EXERCISE DESCRIPTION:
From the entries below, report how many lines contain the string "title". Give only that number.

[Records from a data source]
- Opening Delimiter -

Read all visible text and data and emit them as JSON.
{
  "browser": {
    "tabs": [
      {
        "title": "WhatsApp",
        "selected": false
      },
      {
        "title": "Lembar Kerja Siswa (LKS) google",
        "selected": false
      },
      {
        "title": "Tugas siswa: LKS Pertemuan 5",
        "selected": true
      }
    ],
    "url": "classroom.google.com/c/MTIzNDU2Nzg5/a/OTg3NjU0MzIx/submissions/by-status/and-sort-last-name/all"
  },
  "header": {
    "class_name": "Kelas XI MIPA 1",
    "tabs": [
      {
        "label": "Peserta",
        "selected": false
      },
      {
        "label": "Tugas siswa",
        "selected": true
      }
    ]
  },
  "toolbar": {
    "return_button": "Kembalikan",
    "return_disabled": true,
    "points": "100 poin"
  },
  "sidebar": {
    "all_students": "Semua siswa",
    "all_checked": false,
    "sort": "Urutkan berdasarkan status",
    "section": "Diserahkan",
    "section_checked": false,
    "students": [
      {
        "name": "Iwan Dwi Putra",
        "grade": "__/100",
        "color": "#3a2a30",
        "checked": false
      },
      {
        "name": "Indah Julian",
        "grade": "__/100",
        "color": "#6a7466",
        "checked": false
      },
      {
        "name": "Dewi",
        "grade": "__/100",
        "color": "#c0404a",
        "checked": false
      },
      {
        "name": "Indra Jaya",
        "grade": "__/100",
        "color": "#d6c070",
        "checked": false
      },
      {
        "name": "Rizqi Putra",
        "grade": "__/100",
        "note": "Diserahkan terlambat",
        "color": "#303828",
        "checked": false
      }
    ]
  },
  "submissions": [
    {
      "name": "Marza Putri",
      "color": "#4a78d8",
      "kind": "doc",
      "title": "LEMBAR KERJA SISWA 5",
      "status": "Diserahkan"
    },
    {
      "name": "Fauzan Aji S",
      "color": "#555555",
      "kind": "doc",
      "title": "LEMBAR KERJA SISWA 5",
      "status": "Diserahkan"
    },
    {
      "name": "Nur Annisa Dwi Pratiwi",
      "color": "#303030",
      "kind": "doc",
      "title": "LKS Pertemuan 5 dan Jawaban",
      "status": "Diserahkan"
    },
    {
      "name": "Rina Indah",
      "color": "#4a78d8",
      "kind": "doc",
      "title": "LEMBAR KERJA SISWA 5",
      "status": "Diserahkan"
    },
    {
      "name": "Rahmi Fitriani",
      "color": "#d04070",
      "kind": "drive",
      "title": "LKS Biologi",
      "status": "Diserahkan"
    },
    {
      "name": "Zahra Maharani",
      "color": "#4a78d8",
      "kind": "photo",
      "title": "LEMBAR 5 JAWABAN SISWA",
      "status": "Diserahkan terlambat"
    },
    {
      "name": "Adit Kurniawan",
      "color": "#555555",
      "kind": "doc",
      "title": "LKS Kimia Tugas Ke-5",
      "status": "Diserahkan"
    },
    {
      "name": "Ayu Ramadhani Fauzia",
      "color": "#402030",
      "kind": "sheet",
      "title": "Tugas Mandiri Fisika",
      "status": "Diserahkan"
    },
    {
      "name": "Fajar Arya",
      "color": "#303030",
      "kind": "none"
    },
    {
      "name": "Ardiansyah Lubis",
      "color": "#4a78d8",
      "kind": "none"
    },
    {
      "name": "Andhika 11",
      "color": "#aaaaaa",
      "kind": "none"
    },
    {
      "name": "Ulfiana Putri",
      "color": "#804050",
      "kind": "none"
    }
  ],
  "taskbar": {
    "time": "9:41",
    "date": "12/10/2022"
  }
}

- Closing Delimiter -

EXERCISE RESPONSE:
11